> [Aim of the exercise]
Among the entries, which lines carry the string "глава"? Copy each of them.

[Element data from apps and pages]

"""

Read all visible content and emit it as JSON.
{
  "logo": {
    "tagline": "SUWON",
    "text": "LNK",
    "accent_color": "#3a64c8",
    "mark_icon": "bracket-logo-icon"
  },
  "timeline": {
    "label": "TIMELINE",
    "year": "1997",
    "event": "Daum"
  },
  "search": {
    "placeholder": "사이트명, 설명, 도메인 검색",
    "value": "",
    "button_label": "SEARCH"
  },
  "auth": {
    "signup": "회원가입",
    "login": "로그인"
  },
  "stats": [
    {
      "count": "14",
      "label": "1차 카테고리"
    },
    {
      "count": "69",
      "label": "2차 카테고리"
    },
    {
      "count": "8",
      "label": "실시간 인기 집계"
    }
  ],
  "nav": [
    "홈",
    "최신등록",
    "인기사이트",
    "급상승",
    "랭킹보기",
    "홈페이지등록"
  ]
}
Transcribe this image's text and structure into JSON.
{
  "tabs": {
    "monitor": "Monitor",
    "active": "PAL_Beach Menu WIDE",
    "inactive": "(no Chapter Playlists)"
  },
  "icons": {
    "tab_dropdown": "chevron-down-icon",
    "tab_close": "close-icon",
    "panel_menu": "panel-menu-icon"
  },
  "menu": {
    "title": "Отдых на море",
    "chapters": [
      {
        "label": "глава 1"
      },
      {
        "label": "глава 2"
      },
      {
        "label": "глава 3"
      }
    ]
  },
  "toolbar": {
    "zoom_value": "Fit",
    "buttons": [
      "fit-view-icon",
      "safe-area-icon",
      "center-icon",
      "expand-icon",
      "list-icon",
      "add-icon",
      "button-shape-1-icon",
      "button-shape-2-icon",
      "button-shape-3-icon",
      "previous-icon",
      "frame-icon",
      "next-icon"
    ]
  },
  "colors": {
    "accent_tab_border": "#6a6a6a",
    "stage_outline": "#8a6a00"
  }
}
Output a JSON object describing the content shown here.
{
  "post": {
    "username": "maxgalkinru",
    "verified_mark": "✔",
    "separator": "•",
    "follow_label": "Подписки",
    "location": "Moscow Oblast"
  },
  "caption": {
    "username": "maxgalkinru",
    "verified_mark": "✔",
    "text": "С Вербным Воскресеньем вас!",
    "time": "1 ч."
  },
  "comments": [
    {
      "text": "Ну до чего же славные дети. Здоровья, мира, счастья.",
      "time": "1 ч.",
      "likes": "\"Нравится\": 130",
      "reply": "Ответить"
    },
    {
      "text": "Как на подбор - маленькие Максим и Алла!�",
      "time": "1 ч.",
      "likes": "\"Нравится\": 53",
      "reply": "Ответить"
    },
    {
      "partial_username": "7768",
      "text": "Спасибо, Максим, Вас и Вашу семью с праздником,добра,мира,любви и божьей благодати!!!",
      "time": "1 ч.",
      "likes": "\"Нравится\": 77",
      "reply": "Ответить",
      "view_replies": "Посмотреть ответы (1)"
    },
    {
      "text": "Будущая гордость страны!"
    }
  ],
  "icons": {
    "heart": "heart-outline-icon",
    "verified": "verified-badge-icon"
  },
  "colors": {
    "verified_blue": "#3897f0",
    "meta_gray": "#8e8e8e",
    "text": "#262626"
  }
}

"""

> [Answer area]
        "label": "глава 1"
        "label": "глава 2"
        "label": "глава 3"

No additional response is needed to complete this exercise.